··· Exercise input
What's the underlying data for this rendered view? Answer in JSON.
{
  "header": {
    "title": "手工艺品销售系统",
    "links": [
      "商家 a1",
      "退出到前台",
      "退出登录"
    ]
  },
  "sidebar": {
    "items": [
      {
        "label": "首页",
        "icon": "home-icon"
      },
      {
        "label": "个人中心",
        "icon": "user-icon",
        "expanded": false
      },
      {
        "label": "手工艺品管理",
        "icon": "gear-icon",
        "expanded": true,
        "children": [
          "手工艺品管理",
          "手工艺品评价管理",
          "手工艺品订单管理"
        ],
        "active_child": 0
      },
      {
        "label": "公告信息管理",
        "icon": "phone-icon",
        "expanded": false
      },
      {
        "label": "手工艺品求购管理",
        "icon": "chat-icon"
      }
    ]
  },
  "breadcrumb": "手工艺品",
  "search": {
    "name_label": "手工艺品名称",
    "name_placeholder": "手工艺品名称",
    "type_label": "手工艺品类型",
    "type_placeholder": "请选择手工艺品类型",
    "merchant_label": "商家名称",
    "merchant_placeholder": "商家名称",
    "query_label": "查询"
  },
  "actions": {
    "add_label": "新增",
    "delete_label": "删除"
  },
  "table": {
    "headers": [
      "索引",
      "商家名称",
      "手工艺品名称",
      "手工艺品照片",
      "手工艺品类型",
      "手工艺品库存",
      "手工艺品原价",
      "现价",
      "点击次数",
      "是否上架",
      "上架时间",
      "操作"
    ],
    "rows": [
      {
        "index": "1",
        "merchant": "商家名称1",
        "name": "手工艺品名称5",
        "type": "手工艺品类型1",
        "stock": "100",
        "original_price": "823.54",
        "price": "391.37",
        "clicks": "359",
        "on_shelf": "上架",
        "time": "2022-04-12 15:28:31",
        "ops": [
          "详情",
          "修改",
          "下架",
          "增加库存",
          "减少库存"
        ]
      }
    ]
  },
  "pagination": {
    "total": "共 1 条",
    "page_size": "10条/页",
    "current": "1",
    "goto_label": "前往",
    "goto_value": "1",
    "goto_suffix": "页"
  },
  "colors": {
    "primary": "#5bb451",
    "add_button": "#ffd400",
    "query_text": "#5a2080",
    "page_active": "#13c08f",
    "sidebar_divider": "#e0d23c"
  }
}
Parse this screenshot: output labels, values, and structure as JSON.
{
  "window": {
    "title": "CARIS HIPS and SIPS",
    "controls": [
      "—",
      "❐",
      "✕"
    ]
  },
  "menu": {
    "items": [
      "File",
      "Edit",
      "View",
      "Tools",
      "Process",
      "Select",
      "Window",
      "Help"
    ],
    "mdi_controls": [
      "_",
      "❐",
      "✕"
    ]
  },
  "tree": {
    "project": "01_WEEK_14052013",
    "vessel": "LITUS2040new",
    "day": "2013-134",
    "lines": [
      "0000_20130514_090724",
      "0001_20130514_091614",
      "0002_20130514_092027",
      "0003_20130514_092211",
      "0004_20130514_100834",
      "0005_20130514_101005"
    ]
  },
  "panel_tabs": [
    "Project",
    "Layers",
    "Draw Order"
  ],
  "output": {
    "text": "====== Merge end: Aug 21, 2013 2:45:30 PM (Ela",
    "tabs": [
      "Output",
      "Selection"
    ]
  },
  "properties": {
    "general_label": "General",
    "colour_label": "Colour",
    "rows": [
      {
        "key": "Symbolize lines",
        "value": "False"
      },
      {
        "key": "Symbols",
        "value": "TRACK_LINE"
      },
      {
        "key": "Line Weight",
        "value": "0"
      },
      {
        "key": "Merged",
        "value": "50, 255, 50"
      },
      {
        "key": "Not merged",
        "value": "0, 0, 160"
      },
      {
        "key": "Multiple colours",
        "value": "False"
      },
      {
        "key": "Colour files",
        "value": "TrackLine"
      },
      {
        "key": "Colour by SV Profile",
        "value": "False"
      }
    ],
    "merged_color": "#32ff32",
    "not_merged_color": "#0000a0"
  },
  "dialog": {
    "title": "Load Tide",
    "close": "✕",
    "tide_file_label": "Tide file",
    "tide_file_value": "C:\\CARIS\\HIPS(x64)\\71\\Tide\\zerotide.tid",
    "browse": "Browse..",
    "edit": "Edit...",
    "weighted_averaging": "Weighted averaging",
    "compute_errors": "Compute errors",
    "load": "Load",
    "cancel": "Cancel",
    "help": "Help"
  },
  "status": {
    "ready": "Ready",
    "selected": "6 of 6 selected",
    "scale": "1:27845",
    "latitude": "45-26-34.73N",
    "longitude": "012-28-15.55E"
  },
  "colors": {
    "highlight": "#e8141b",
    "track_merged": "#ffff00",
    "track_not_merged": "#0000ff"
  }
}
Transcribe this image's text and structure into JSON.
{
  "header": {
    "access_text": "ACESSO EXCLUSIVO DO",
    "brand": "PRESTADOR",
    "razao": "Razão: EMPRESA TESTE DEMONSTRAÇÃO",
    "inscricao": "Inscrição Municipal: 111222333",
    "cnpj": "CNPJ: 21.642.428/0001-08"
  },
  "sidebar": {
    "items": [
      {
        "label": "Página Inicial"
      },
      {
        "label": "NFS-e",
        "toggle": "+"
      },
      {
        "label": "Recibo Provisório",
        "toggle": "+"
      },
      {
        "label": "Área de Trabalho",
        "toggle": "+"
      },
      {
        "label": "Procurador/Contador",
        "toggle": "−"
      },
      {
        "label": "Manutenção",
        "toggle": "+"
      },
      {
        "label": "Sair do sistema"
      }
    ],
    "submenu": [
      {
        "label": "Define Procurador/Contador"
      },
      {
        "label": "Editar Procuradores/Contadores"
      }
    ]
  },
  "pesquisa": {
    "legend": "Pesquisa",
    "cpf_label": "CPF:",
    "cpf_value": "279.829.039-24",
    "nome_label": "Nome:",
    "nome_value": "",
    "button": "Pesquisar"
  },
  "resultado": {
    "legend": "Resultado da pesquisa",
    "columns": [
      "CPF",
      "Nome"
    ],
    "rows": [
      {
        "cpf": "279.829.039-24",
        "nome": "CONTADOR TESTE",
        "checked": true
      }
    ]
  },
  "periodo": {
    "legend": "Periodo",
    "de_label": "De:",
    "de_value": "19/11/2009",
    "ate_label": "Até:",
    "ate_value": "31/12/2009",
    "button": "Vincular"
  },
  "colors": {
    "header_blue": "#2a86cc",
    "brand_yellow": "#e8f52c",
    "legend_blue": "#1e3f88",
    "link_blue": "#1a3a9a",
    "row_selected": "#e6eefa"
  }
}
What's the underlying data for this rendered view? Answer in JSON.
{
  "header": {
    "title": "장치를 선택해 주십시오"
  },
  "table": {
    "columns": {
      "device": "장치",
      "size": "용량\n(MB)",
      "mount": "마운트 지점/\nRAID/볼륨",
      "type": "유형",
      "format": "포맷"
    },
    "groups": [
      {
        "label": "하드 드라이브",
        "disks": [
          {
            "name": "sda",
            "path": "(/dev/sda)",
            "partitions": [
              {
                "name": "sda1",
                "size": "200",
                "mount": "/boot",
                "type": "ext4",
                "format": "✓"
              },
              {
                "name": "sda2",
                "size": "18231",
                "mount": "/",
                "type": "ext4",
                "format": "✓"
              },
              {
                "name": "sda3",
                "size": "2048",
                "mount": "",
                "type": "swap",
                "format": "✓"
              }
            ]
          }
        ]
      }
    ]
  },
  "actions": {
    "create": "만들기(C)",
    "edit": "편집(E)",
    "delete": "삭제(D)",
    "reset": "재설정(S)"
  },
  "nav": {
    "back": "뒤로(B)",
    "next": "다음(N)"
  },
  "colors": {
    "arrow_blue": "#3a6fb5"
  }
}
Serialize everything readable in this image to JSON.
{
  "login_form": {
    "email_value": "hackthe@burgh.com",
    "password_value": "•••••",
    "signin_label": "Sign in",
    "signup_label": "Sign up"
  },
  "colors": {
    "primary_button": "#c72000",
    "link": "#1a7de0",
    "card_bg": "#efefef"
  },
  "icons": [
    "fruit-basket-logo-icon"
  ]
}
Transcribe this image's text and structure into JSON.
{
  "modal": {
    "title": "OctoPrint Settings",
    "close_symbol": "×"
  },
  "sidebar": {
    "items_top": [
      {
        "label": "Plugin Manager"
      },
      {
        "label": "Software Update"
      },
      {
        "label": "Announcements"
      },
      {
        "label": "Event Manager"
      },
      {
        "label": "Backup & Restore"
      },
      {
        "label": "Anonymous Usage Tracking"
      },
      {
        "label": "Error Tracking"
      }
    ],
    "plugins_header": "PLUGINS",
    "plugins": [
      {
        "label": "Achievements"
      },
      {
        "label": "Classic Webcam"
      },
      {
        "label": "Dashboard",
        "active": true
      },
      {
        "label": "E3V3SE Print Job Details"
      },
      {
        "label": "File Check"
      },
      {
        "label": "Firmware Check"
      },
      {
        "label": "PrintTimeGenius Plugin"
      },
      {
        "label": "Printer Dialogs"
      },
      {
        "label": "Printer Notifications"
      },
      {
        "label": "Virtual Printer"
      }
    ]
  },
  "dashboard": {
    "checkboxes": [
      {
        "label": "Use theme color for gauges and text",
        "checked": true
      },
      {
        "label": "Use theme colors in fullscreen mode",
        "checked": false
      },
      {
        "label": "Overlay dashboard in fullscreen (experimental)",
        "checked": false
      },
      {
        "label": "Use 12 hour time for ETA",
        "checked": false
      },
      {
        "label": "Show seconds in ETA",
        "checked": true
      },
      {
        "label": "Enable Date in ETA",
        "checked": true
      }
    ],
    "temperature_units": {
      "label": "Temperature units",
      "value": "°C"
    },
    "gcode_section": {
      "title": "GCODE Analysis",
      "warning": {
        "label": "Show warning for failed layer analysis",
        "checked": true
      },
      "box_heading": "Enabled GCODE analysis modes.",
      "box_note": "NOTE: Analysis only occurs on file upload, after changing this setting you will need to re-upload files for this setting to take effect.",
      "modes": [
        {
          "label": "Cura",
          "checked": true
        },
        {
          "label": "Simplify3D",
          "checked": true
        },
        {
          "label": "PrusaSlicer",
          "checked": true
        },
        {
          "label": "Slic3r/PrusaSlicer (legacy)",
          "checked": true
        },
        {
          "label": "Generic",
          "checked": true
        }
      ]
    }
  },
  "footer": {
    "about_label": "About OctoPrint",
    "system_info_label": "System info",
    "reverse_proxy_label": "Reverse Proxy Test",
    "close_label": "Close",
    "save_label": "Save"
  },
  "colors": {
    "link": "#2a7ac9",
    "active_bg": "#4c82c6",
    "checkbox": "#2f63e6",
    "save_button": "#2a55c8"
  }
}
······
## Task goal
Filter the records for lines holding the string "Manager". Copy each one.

## Written solution
        "label": "Plugin Manager"
        "label": "Event Manager"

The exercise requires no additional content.